Over time the town grew to become an important power base in Viking era Ireland. During this time they were in constant conflict with the native Irish, although they also formed alliances with some of the Irish kings and chieftains.
By the eleventh century, the city had become so important that Brian Boru was not able to call himself the High King of Ireland until the King of Dublin had submitted to him.
The Battle of Clontarf in 1014, which set the course of Irish history, was fought in Dublin.
While the title of the Battle suggests it took place in the modern area named Clontarf, it is likely to taken place closer to where the Croke Park stadium now stands – a few km to the west of Clontarf.
It came to a head when the King of Leinster and the King of Dublin refused to acknowledge Brian’s High Kingship any longer. Several of the most powerful men in Ireland died in the battle leaving a power vacuum in the country. More on the battle of Clontarf.
Following the battle, the Vikings remained in control of Dublin although their power was lessened. Over the following decades they became integrated into the dominant Irish society.
Dublin cemented itself as Ireland’s major city following the Norman invasion, over a century later.
Other major cities
The Vikings set up similar settlements in other parts of the country. Limerick was set up on the estuary of the River Shannon.
This gave them similar access to the open sea as they had in Dublin on the other side of the country.
They also established the town of Waterford in the South of the country where the rivers Suir, Barrow and Nore met to join the sea.
Other towns set up included Cork, which like Dublin was originally a monastic settlement, as well as Wexford and Wicklow.

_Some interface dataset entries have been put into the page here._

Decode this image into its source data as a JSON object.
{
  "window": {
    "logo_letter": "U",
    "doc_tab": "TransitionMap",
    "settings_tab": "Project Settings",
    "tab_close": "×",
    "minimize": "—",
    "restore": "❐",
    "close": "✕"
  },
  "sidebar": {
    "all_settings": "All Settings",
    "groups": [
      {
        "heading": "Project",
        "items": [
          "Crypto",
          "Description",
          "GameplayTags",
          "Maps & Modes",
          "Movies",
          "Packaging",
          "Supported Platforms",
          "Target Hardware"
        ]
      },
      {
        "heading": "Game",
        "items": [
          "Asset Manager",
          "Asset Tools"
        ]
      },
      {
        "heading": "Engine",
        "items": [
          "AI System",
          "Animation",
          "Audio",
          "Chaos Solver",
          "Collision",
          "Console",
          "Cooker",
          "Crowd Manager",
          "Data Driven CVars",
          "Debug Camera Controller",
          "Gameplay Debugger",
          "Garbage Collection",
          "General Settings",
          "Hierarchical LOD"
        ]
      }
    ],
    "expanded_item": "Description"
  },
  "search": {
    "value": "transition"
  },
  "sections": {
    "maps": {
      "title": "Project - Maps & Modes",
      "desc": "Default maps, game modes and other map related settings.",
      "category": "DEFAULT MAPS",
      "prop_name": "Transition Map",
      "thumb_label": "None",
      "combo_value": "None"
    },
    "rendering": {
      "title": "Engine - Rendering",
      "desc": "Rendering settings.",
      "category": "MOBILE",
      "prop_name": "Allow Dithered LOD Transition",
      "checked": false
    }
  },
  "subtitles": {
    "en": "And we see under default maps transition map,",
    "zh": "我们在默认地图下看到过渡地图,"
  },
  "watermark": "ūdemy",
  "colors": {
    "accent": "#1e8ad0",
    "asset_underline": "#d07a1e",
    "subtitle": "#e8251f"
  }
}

The Vikings were unable to build great towns in Ulster because of the powerful resistance they met from the Uí Néill. The Uí Néill wouldn’t submit to the Vikings and even won battles with them at sea.
The Vikings made small settlements in Ulster such as Ballyholme, Carlingford, Larne and Strangford, but they never evolved into major cities as the towns in Leinster and Munster became.
Longford is a town in the centre of Ireland. While it wasn’t established by the Vikings, it was named after the stockade that protected the people from the longships of the Vikings.